Activity-Based Supplier Costing

Bowman Company manufactures cooling systems. Bowman produces all the parts necessary for its product except for one electronic component, which is purchased from two local suppliers: Manzer Inc. and Buckner Company. Both suppliers are reliable and seldom deliver late; however, Manzer sells the component for $89 per unit, while Buckner sells the same component for $86. Bowman purchases 80 percent of its components from Buckner because of its lower price. The total annual demand is 4,000,000 components. To help assess the cost effect of the two components, the following data were collected for supplier-related activities and suppliers:


1. Calculate the cost per component for each supplier, taking into consideration the costs of the supplier-related activities and using the current prices and sales volume. (Note: Round the unit cost to two decimal places.)

2. Suppose that Bowman loses $4,000,000 in sales per year because it develops a poor reputation due to defective units attributable to failed components. Using warranty hours, assign the cost of lost sales to each supplier. By how much would this change the cost of each supplier’s component?

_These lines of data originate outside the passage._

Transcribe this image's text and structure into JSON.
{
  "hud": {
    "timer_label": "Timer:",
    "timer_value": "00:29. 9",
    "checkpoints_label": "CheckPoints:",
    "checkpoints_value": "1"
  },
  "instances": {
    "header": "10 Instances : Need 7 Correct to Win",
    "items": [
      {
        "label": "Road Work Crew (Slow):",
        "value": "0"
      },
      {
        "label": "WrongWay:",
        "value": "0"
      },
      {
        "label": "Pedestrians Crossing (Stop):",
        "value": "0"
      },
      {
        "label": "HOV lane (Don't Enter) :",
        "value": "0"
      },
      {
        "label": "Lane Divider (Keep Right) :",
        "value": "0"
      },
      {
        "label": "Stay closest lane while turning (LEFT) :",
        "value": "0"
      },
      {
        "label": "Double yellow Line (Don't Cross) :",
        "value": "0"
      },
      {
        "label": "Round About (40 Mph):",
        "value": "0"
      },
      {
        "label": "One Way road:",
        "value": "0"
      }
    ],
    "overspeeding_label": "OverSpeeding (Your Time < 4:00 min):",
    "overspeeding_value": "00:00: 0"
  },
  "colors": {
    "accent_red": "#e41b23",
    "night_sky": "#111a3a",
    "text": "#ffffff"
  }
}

3. Conceptual Connection: Based on the analysis in Requirements 1 and 2, discuss the importance of activity-based supplier costing for internal decision making.